Does your tween have the right tools?

I'm not a runner. I'm lucky I don't trip every day while walking. I tried once, and hurt myself (running, not walking). I've accepted it. However, and despite the fact that my tween is following in my genetic footsteps, I *love* the idea of her learning to run. Overcoming the physical obstacles and finding herself feeling empowered on the other side. Yes, yes, I think that is me living vicariously through her. But isn't that parenthood? 

What happens when Mom is the one melting down?

You know those times when everything seems to go wrong? Kids get sick, work is stressful, you fight with your spouse, something goes awry in your house and it costs you X amount of money you had planned to spend on that vacation... No one gets a free pass. Admittedly, I had a good ride and enjoyed it while it lasted. But then IT came. I sucked it up. IT kept on coming. And coming. And then I lost it. 

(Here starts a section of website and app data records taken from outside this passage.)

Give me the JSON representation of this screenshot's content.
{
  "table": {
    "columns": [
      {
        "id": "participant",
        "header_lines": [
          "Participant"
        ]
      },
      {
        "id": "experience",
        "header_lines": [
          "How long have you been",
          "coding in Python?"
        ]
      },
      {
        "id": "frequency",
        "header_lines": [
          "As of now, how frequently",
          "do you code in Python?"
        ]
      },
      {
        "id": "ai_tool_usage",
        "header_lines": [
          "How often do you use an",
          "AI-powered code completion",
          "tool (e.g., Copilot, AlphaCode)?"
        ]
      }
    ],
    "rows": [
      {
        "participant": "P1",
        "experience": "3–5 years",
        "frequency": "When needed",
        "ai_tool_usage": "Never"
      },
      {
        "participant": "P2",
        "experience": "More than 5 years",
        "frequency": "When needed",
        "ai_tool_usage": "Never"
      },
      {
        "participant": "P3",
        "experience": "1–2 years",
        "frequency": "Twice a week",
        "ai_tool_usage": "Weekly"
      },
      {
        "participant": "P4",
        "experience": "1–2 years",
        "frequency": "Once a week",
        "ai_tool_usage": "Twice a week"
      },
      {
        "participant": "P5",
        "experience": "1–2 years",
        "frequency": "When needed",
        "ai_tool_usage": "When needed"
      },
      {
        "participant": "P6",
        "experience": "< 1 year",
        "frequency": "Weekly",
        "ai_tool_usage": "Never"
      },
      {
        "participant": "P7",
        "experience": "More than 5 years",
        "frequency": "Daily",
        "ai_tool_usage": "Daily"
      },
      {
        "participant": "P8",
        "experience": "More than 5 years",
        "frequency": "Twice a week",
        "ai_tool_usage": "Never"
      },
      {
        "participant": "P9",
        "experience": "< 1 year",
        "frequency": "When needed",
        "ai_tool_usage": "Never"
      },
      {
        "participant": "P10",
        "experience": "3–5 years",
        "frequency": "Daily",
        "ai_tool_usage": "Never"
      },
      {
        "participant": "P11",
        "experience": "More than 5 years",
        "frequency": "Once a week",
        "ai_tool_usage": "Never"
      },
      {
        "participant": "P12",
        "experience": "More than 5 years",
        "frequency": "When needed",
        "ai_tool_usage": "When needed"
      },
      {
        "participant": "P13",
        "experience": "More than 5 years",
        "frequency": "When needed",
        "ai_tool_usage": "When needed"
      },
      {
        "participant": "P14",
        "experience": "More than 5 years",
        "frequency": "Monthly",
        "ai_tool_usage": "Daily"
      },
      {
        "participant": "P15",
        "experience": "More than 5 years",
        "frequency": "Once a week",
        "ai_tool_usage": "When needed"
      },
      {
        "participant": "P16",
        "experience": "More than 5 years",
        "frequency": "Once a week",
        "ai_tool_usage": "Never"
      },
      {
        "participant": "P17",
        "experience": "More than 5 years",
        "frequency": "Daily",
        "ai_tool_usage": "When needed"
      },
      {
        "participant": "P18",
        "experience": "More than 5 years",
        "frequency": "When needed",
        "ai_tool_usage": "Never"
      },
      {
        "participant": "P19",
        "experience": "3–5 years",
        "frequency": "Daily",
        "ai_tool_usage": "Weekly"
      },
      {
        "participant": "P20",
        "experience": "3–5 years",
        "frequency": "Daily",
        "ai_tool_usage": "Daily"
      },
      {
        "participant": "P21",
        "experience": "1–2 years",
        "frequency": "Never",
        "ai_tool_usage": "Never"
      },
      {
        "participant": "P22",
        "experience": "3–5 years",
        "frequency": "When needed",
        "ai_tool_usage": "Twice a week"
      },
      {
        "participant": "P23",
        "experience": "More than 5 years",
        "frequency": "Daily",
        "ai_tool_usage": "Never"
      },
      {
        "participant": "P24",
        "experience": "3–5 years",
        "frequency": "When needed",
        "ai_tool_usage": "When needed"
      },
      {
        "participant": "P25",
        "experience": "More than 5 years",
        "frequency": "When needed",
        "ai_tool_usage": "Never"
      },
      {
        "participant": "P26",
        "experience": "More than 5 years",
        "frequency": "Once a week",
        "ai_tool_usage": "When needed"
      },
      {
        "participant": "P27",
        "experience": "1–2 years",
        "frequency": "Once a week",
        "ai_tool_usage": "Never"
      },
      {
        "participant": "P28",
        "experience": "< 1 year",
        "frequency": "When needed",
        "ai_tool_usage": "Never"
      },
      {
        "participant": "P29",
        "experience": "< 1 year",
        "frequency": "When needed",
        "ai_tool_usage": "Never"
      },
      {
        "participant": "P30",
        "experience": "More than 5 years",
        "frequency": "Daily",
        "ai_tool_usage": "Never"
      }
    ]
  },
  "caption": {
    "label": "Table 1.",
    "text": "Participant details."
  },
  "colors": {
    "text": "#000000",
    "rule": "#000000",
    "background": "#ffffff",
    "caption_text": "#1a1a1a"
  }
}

What's Your Power Pose? Change the way you feel and the way people perceive you.

Recently I went to hear a talk by Amy Cuddy, a social psychologist who teaches at Harvard. Her TED talk has been downloaded by  34 million people, making it the second most downloaded video in the world. With good reason, I discovered. The talk centers around "Power Poses." If these specific poses are struck at key moments in your life, they allow you to be fully present, in the moment, to face your fears, and essentially help you to "win" the moment (whatever it may be). 

A Dad Weighs in on Tweendom

Recently a dad connected with me to ask if dads could be a part of Moms Anonymous. Why not?! I automatically gravitate to moms, but it's equally important to hear how dads are dealing with tween issues. This particular dad and his kids use music as a creative outlet, which keeps them uniquely tied. If my family had one musical bone between us we might give it a go! Alas, we'll leave it up to this family... (Questions by me, answers by John.)